# TASK ITEM
Look through the listing for the string "Disk" and copy out every line that holds it.

# SOURCE DATA
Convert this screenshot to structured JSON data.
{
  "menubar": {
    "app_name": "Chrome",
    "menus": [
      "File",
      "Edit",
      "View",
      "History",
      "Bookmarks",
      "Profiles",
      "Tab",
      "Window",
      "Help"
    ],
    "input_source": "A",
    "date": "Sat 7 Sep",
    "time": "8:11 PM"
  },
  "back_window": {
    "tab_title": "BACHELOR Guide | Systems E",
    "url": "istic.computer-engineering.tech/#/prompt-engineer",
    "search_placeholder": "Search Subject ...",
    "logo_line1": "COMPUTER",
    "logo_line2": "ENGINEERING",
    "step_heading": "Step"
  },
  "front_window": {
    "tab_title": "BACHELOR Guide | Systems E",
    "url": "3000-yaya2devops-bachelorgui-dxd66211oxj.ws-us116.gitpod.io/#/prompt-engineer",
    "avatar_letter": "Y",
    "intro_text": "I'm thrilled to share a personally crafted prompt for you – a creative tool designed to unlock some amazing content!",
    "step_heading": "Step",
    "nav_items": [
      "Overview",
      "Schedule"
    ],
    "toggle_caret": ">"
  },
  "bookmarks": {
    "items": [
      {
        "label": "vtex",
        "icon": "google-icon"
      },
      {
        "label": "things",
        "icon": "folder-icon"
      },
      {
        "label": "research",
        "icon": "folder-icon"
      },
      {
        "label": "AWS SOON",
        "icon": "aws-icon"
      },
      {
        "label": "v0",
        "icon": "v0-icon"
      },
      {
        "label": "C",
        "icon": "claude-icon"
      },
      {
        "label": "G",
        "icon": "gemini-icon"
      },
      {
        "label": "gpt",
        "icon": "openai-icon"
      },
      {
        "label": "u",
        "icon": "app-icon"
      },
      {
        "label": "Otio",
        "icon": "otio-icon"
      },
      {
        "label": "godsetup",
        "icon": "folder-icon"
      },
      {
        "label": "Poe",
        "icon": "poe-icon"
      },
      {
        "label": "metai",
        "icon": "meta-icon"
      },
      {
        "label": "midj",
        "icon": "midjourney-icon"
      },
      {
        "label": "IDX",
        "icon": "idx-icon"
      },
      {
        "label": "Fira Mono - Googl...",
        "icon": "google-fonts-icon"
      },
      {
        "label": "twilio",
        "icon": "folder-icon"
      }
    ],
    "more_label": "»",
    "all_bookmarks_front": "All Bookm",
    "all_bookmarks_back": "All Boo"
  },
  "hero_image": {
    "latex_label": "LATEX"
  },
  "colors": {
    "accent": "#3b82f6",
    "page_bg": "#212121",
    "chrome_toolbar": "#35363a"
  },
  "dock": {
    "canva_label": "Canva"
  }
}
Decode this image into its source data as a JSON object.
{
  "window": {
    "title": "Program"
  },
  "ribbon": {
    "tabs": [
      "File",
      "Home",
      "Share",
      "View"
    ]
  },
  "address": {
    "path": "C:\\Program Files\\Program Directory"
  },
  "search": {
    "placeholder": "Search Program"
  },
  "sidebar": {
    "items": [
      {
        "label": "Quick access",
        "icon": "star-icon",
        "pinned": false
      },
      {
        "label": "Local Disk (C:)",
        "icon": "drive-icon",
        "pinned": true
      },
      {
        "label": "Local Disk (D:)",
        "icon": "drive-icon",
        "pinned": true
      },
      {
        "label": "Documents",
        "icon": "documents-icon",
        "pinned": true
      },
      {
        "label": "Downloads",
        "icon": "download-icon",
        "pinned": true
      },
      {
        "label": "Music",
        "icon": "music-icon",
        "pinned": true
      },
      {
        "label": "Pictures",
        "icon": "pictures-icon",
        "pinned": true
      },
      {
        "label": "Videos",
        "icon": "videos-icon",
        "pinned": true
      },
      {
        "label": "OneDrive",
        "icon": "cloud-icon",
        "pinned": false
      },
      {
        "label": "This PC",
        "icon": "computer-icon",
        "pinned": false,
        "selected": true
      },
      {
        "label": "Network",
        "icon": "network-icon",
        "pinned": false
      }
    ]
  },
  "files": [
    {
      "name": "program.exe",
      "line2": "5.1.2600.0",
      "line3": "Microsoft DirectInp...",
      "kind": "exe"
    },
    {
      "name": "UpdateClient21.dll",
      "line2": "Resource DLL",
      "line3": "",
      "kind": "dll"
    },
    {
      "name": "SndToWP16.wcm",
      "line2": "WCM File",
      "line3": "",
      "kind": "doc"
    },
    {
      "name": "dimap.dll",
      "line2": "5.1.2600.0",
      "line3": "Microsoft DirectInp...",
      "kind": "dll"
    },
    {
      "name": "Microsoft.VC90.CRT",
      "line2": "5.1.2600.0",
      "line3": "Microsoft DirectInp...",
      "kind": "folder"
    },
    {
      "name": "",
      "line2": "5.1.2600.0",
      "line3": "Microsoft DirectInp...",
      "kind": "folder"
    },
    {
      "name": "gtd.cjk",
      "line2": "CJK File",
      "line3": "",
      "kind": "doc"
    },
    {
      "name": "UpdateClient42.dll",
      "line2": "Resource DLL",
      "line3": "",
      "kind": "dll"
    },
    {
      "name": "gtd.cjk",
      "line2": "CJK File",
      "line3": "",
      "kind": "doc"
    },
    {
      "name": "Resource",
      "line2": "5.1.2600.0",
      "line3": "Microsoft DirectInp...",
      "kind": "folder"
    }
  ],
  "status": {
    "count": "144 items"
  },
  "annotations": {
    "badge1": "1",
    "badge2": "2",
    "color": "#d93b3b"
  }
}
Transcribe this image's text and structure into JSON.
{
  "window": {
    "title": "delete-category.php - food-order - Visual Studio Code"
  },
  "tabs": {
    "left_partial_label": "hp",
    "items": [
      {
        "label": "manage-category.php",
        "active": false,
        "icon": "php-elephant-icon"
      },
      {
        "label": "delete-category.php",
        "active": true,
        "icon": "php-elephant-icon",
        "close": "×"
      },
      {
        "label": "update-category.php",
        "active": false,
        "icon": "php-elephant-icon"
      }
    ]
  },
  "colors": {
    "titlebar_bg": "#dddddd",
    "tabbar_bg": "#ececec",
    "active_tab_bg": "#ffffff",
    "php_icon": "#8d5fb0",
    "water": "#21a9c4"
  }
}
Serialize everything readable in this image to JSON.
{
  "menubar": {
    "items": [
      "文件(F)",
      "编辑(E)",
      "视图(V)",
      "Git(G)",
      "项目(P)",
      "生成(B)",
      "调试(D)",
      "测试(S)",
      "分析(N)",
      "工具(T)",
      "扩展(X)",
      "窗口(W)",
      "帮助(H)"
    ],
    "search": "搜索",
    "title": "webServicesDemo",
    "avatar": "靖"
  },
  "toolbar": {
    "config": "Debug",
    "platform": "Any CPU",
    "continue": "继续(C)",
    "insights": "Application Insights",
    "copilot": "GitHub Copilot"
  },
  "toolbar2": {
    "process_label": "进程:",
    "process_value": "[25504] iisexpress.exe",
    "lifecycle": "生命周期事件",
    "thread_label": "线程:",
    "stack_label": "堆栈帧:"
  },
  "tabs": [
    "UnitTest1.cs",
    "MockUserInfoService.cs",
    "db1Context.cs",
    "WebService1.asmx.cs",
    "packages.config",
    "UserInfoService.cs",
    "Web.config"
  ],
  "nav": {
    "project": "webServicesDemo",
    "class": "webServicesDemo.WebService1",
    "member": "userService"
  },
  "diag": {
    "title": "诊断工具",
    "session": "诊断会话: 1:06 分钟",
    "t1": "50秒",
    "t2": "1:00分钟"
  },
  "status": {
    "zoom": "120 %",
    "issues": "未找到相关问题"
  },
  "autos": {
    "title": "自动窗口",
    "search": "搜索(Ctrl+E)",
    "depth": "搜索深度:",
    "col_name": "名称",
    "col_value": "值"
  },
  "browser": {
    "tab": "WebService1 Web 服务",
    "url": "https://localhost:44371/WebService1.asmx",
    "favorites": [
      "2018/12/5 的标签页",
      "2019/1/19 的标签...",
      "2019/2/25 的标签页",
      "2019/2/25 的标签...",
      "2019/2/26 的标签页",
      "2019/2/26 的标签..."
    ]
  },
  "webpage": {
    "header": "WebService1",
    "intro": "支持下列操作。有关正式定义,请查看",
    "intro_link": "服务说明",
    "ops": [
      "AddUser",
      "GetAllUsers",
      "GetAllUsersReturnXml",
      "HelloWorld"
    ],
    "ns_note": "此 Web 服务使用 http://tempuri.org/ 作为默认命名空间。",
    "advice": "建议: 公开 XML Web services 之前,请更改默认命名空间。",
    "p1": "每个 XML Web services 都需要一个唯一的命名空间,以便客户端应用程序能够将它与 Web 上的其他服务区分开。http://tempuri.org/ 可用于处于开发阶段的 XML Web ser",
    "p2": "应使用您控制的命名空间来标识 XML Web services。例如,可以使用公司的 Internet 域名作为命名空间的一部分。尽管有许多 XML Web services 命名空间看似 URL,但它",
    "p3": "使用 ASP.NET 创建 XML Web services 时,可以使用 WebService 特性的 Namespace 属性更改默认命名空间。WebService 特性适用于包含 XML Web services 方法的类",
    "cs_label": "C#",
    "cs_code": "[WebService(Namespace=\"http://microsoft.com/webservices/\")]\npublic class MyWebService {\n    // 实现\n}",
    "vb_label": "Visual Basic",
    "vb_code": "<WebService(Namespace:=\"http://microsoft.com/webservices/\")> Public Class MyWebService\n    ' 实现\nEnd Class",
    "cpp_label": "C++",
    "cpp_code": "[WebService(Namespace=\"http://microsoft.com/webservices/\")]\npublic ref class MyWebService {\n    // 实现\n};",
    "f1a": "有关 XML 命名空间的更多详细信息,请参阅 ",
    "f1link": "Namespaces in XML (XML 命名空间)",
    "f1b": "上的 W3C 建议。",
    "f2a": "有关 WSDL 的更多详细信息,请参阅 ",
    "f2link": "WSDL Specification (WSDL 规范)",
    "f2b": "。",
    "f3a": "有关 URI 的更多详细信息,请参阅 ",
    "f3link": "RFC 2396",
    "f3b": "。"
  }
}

# YOUR SOLUTION
        "label": "Local Disk (C:)",
        "label": "Local Disk (D:)",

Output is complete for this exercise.